A tale of love, justice, psychology and suffering; this is a wonderful read, and despite what Willy Mason says, you should read Dostoevsky at your age.
Whereas I can often finish a Kindle novel in a couple of sessions this was much longer, but never boring. I found it demanded longer sessions of attention though, so at times I had this for when I had half an hour or more, and other shorter/lighter books for those snatched moments on the bus, train or before meetings!

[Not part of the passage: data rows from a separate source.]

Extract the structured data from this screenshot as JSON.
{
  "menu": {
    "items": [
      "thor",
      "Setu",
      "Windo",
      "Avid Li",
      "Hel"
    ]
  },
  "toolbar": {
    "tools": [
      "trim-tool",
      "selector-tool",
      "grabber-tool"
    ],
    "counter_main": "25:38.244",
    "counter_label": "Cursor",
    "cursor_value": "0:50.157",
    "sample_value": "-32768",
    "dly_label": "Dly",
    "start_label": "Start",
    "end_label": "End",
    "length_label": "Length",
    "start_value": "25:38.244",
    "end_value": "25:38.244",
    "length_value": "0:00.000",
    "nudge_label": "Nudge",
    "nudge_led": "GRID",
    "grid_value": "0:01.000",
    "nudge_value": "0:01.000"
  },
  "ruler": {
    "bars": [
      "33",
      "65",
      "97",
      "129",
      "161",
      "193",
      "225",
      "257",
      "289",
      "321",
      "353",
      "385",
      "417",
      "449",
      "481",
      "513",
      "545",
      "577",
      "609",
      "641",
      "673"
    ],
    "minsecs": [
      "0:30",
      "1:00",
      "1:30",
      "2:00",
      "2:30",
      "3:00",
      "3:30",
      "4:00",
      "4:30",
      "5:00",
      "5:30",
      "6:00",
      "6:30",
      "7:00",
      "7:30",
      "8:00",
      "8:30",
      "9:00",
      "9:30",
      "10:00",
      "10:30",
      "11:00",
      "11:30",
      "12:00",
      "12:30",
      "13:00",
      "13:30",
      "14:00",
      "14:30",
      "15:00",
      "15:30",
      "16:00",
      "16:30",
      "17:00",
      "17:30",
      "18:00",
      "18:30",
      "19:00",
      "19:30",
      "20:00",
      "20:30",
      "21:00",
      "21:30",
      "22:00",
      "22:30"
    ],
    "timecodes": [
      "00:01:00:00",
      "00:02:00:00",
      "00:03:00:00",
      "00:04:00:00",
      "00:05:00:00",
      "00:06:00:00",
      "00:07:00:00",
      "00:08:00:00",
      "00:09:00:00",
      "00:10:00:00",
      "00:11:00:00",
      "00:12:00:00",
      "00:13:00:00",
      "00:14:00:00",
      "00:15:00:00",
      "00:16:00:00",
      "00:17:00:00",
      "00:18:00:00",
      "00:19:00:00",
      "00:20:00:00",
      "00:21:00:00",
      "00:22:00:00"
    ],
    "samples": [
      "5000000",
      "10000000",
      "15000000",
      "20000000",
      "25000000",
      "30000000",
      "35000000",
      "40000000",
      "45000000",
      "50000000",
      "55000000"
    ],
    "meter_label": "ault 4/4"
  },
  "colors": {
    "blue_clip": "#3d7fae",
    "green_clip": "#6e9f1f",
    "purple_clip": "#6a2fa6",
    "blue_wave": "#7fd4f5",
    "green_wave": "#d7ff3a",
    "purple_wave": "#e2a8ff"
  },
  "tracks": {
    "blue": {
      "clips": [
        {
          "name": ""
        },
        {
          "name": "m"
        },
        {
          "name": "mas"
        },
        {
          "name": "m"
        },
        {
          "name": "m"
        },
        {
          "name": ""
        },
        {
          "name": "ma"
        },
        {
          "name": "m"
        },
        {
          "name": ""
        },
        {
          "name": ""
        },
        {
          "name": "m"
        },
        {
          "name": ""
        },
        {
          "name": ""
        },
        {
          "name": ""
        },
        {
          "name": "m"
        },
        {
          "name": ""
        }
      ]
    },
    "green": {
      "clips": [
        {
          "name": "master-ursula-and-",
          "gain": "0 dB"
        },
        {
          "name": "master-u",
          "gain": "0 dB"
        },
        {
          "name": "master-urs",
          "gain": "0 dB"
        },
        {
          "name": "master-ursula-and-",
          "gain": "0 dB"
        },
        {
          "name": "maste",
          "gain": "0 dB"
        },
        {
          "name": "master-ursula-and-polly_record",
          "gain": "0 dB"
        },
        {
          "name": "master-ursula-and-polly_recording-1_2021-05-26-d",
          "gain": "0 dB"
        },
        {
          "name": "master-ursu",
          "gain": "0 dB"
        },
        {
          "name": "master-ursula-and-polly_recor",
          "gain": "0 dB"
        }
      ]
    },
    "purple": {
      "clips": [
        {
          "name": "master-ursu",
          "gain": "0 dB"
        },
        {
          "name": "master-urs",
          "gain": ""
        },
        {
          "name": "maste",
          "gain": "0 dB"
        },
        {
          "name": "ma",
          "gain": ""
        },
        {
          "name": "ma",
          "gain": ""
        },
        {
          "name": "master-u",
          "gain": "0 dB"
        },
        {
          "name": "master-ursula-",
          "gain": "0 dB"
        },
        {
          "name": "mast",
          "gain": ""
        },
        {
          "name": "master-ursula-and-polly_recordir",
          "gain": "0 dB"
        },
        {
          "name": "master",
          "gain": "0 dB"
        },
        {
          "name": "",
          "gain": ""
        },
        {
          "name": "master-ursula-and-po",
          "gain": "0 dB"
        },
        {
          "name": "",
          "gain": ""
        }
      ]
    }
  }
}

I didn't really know what to expect. What I got was a great story, with romance, mystery, and of course both crime and punishment! Genuinely glad to have finally read this, and this Penguin edition is excellent. The annotated text is easy to follow, and the notes are regular enough to be useful, but not so often as to be annoying.
Other reviewers have said how gripping the story of Raskolnikov is. He is a psychopath of a type familiar from a thousand 20th and 21st century thrillers, in print and on screen. I could well believe that Hitchcock read this book and learned from it, because the build-up of tension is Hitchcockian.

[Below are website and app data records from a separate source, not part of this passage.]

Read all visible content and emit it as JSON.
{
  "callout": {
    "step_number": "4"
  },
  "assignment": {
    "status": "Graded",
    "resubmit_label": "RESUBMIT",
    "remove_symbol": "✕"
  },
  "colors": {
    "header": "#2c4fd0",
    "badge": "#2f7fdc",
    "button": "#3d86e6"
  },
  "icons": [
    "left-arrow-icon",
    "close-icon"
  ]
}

Nabakov was not a fan of Dostoevsky, thinking him a bit of a bore and an eccentric - and not a particularly accomplished writer. Humbly, I have to disagree. As well as being a brilliant psychological drama, it's a critique of Russian society and the intellectual climate in the 1860s, just a few years after the emancipation of the serfs, when ideas like nihilism were in the air. If Raskolnikov had 'lived' 60 years later, he might have found a focus for his life in Bolshevism. Although that, as we know, might have involved him in mass-murder, or even genocide as one of Stalin's henchmen, rather than the single murder he commits in Crime and Punishment.
Well I have read it and ticked it off the list. Not my idea of light holiday reading but glad I read it. Will now read some trash thriller to cheer myself up!
I found the names of the characters muddling and think that if I had learned even elementary Russian I would understand something more about the names and places.
The story is very detailed Dostoevskisy does not shrink at all from "telling it like it is", except he doesn't give any detail about people's sex lives. The psychology is quite apparent and is partly what makes the story so long.
If you had been putting off reading some of the classics - give this one a go. It was a good £00.38p's worth, and would keep you going through several train journeys..........
This is quite simply (along with 'In Cold Blood' / Truman Capote) a class piece of literature which can be read time & time again yet continue to reveal new facets we missed 1st, 2nd, 3rd time round amidst so many other complex issues.
Can't praise Dostoevsky highly enough.
What I found is an immensely captivating tale, written half in the air of philosophical and psychological musing, and half as retelling juicy gossip. Only Dostoyevsky could probably pull off the combination of the two so splendidly. It feels hard to put down and yet calls for pause on its own. It is worth the time to see through.
The story of Raskolnikov's struggle for food and shelter whilst trying to keep a sain mind is more that what it appears. Social, political and philosophical issues are not far from the surface of the novel and even when some characters went on a tangent about these things, you could only read and wonder. It's a book that makes you think. Can Murder be justified? What responsibility does society take for its people? Is the mind ever valued? What exactly is honour?
By the 2nd chapter I was engrossed and found the langauge to flow and keep me going with its current.
The kindle version was great. Next to no mistakes and well translated.